Fundamental Principles for Language Teaching
No matter what language skill a teacher is targeting, there are certain basic principles that should govern the teaching of EFL in language classes. The principles that are dealt with in this article should be taken into consideration throughout the process of materials preparation to the actual teaching and implementation of the syllabus in the classroom.
The principles are based on the theories of learning, mainly the constructivist theory, the current approaches and methods to language teaching and the currently adopted principles of syllabus design and materials development.
Variety in the teaching approach is a prerequisite for successful teaching in language classes. By approaching the tasks and the activities differently, the teacher ensures that he/she’s meeting the needs of the different learner styles within the class. Having said this, all teaching should be within the communicative (in the broadest sense of communicative) sphere; that is to say, no matter what method you adopt as a teacher, the learners should aim towards the use of the target structure or function or skill in authentic real-life situations.
Whatever the approach is, teaching should lead the learners towards the ultimate use of the target structure, function, and notion or vocabulary item for meaningful and authentic communicative purposes.

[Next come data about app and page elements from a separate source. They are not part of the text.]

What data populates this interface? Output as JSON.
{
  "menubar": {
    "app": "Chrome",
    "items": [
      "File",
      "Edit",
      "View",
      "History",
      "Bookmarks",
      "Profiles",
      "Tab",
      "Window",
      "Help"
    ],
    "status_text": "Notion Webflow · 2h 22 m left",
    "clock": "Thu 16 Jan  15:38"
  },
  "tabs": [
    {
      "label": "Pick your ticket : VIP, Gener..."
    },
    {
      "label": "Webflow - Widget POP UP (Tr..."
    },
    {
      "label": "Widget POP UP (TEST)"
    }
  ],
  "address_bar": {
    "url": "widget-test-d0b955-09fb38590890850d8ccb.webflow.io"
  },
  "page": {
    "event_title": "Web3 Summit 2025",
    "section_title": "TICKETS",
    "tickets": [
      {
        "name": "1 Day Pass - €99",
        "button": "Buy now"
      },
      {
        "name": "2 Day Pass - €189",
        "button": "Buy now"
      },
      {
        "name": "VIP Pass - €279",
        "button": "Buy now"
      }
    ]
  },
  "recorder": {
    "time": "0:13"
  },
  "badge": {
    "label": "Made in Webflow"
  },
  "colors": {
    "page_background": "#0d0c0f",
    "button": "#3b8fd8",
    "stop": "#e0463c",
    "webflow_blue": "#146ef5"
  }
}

For this reason, specifying the target competencies for any lesson should be in the form of performance outcomes like ‘by the end of this lesson, students should be able to express/ ask for/ use/ say/ etc…’. Focus should also be on equipping the learners with real-life competencies such as ‘finding relevant information’, ‘delivering an effective presentation’, ‘compensating for lack of a word in an interaction’…

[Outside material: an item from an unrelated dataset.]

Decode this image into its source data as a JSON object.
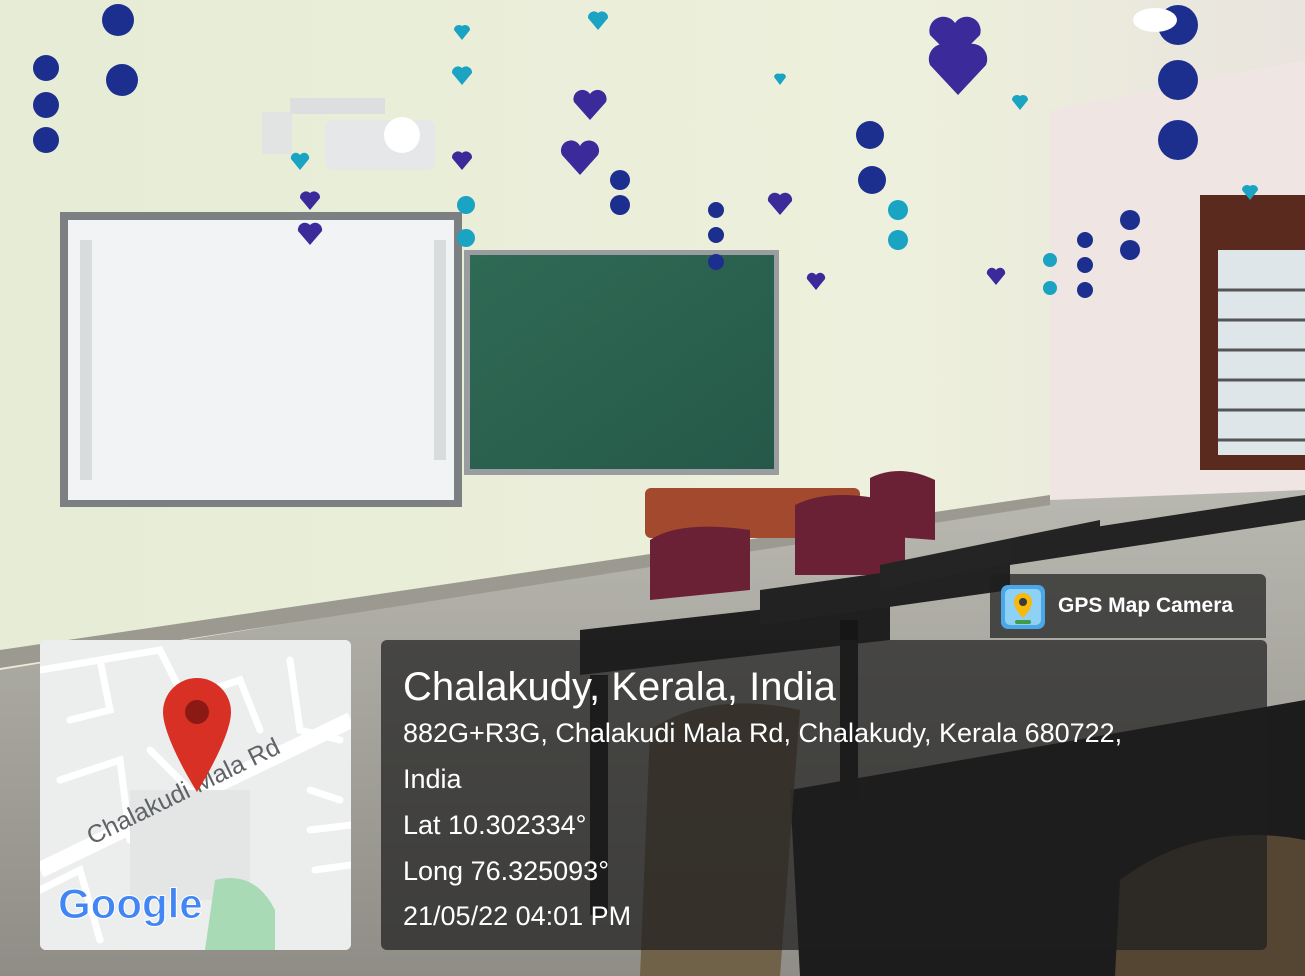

Having said (in different contexts) that the teaching of grammar and language functions should be text-based, the teacher’s role in the teaching of these two components should be that of a facilitator. The teacher should plan text-based lessons and guide the learners to notice the target structure/functions in the text. Then, the learners discover both the form(s) and the use(s) of the target structure/function. Adopting a discovery-based approach to the teaching of language enhances the learners’ autonomous learning, and trains them to, independently, understand the unfamiliar language in its further real-life situations.
All the content that is embedded within the lesson should be theme-related. The theme is at the center of all the skills. Therefore, whatever skill the teacher is dealing with should evolve around the same theme. In addition to the reading/listening texts, the grammar and functions lessons should also start from theme-based authentic materials. The topics that are to be dealt with in writing tasks should be theme-centered as well.
|CONNECT TO OTHER DESCIPLINES/CULTURES:
Linking the teaching of English to other disciplines/cultures enhances both language learning and cultural awareness. By linking English to other subject matters, you tap on the learner’s already existing schemata. This facilitates further learning, and boosts the learner’s confidence to use English by talking about subjects/topics they already know. It is also necessary to link language teaching to other aspects of local or global cultures. This brings language to the heart of real-life communication.
Teaching reading, listening and writing should move from testing-like classes towards a more focus on strategy training. Teachers are invited to raise the learners’ awareness to the type of strategy which is appropriate for the target sub-skill. It is recommended that teachers talk about strategies explicitly, model them, and subsequently ask the learners to practice their use. Each reading/listening or writing lesson should focus on the practice of one or two strategies at a time.